A spectacular, sustained trill from Mr. Ching marked the transition to the climactic Thème russe where the striking virtuosity of each player combined in a whirlwind of musical magic. By this point, I was feeling elated. Strangely - and this has sometimes happened to be before at dance, operatic, or symphonic performances - part of me wanted to leave and carry this perfect performance away with me.
But good sense prevailed, and after the interval, the same remarkably high level of musicianship was maintained. The first movement of the second (E-minor) quartet was filled with subtle nuance; the opening of the ensuing Adagio molto had a paradoxical mixture of calm and passion, and this led to some exquisitely expressive playing from Mr. Ching. In an odd moment of musical déjà vu, a passionate downward rush of notes gave me momentary pause: where have I heard this before? Ah, the Suicidio from LA GIOCONDA...might Ponchielli have done a bit of borrowing?
No time to ponder that, as the music moved onward; a last downhill progression is passed from violin to violin2 to viola, to cello as the movement comes to an end. A dance-like Allegretto is next, and Beethoven keeps us dancing with sprightly vigor for the concluding Presto. Again, Mr. Ching dazzles us. And suddenly, what had seemed rather stately in its swiftness swings into double-time for a terrific finish.
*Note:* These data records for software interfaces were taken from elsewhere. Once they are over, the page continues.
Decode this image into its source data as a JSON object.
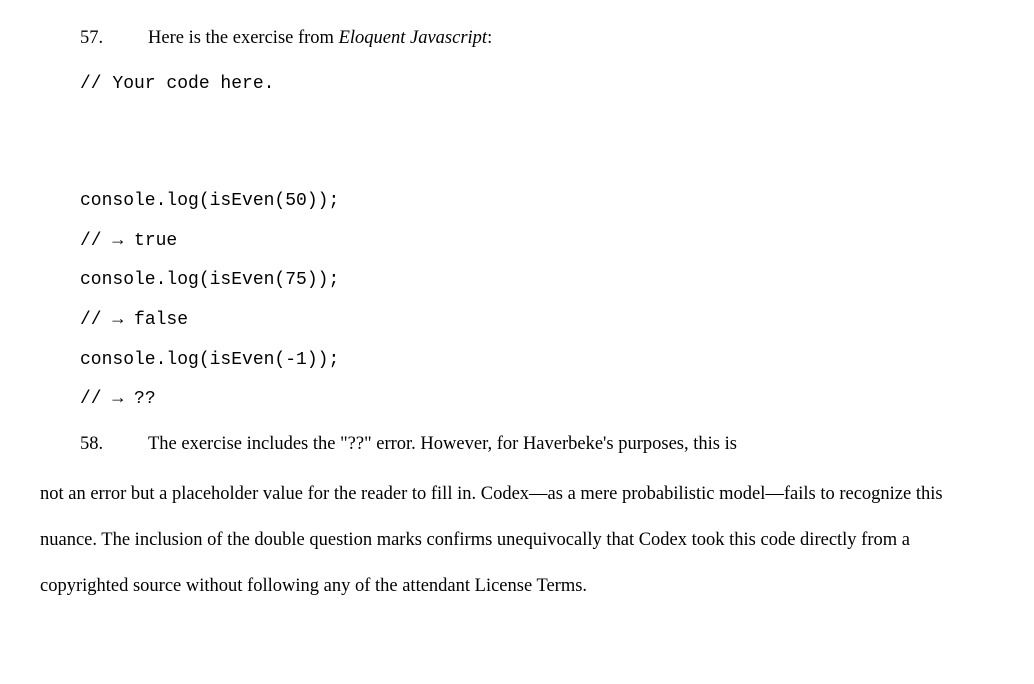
{
  "paragraphs": {
    "p57": {
      "number": "57.",
      "text_before_italic": "Here is the exercise from ",
      "italic_text": "Eloquent Javascript",
      "text_after_italic": ":"
    },
    "p58": {
      "number": "58.",
      "first_line": "The exercise includes the \"??\" error. However, for Haverbeke's purposes, this is",
      "continuation": "not an error but a placeholder value for the reader to fill in. Codex—as a mere probabilistic model—fails to recognize this nuance. The inclusion of the double question marks confirms unequivocally that Codex took this code directly from a copyrighted source without following any of the attendant License Terms."
    }
  },
  "code": {
    "line1": "// Your code here.",
    "line2": "console.log(isEven(50));",
    "line3_prefix": "// ",
    "line3_arrow": "→",
    "line3_suffix": " true",
    "line4": "console.log(isEven(75));",
    "line5_prefix": "// ",
    "line5_arrow": "→",
    "line5_suffix": " false",
    "line6": "console.log(isEven(-1));",
    "line7_prefix": "// ",
    "line7_arrow": "→",
    "line7_suffix": " ??"
  }
}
For the third quartet, I stopped taking notes. What more could be said anyway? I wanted to just let the music happen. And so, as it progressed, I found myself thoroughly immersed in both the technical and emotive qualities of the playing. I was feeling so very thankful to have been there to experience these four wonderful artists performing in a state of grace. You can't ask more of music, or of musicians. As Mr. Largess reeled of the high-speed opening passage of the final Allegro molto, all was light and reassurance.
The concerts presented by Chamber Music Society continue to inspire and to provide a tonic for the weary soul. After a concert like this evening's, I feel certain we don't need drugs, drink, or religion; we just need great music.
I was touched by the dedicatory paragraph in tonight's Playbill:
"It is with love and a profound sense of gratitude that we dedicate The Beethoven Cycle to the memory of our extraordinary friend Jane Kitselman." How I wish I could have met this patroness of the arts: I feel certain we are kindred spirits.
On a final note, another quote from John Largess's program note:
"Reportedly, at the first performance of the Quartet in F-minor, Beethoven's audience laughed and was convinced that he was playing a trick on them..."Surely you do not consider this music?" asked one bemused listener. "Not for you," replied the confident composer, "but for a later age."